- Required action:
Each line below that carries the string "gear" must appear in the answer.
-- Data follows --
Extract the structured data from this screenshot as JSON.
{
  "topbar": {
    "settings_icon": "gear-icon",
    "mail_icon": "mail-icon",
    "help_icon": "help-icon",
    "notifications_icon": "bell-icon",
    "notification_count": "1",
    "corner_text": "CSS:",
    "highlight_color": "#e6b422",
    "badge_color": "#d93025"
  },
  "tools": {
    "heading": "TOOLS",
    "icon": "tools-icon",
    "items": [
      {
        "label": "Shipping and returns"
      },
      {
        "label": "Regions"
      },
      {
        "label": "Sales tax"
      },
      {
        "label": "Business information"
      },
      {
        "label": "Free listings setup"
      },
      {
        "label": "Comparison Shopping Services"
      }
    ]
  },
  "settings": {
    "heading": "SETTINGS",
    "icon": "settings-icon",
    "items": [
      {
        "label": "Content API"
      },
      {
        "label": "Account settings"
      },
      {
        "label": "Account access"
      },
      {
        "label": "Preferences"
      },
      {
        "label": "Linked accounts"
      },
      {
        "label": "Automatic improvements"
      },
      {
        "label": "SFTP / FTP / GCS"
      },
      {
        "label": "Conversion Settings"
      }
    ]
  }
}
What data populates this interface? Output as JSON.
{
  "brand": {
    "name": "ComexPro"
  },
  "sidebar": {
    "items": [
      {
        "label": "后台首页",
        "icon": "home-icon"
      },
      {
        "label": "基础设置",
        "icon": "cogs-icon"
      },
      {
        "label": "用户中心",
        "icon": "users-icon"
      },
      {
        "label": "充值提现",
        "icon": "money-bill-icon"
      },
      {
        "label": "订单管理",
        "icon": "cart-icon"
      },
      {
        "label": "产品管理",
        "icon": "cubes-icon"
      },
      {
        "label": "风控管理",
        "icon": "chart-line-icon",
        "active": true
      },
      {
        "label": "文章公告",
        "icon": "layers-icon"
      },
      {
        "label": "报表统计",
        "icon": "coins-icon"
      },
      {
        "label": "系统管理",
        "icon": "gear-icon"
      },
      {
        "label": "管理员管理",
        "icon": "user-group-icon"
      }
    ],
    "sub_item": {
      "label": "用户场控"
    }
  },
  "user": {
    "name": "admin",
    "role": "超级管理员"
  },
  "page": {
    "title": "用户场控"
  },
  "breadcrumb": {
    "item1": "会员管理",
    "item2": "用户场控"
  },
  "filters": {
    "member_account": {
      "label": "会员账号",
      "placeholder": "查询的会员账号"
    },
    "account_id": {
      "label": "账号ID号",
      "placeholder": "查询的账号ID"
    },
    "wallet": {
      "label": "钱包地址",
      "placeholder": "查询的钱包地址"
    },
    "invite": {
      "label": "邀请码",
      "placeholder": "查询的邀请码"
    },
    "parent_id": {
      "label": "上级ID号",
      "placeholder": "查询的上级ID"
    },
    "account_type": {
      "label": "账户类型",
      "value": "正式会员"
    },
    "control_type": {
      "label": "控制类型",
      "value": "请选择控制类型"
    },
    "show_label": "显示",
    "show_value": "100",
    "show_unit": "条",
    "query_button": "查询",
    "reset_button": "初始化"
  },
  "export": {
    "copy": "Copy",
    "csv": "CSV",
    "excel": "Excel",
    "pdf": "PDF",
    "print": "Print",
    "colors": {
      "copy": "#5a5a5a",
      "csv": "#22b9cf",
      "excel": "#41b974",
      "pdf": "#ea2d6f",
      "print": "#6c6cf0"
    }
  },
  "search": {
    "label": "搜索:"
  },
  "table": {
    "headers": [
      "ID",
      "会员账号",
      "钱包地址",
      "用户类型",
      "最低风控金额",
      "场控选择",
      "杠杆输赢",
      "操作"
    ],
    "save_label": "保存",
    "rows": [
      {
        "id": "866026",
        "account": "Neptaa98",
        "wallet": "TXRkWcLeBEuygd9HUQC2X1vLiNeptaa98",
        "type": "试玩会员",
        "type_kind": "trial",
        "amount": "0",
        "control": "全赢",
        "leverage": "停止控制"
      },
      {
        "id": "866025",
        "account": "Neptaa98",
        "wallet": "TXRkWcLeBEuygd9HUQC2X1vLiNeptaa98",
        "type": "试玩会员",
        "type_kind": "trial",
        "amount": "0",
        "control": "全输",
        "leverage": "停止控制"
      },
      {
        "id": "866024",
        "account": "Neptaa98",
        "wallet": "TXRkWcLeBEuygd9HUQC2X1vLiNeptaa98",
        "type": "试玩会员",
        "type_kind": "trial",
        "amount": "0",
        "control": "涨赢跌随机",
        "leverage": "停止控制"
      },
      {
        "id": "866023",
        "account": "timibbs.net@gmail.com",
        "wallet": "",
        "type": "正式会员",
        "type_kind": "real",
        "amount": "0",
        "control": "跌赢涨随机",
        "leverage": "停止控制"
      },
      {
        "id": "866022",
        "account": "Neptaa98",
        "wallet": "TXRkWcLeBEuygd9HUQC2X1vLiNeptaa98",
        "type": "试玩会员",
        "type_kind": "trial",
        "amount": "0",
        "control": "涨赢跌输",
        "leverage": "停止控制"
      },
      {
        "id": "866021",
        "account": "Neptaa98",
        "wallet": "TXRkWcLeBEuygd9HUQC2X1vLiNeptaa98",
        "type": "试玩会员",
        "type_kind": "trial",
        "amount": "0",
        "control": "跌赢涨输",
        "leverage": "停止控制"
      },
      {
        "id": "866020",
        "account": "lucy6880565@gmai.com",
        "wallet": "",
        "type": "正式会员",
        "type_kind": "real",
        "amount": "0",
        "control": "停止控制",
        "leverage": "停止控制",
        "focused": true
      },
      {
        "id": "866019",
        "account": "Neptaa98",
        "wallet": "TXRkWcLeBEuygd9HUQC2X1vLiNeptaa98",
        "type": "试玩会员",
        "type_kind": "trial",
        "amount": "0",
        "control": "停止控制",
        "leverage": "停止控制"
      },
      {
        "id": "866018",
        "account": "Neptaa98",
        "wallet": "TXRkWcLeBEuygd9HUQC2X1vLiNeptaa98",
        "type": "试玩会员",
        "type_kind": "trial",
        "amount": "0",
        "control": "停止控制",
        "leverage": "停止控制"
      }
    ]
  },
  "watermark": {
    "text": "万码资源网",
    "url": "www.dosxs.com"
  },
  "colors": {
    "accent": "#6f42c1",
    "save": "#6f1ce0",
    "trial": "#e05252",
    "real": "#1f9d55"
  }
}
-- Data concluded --
- Output for this task:
    "settings_icon": "gear-icon",
        "icon": "gear-icon"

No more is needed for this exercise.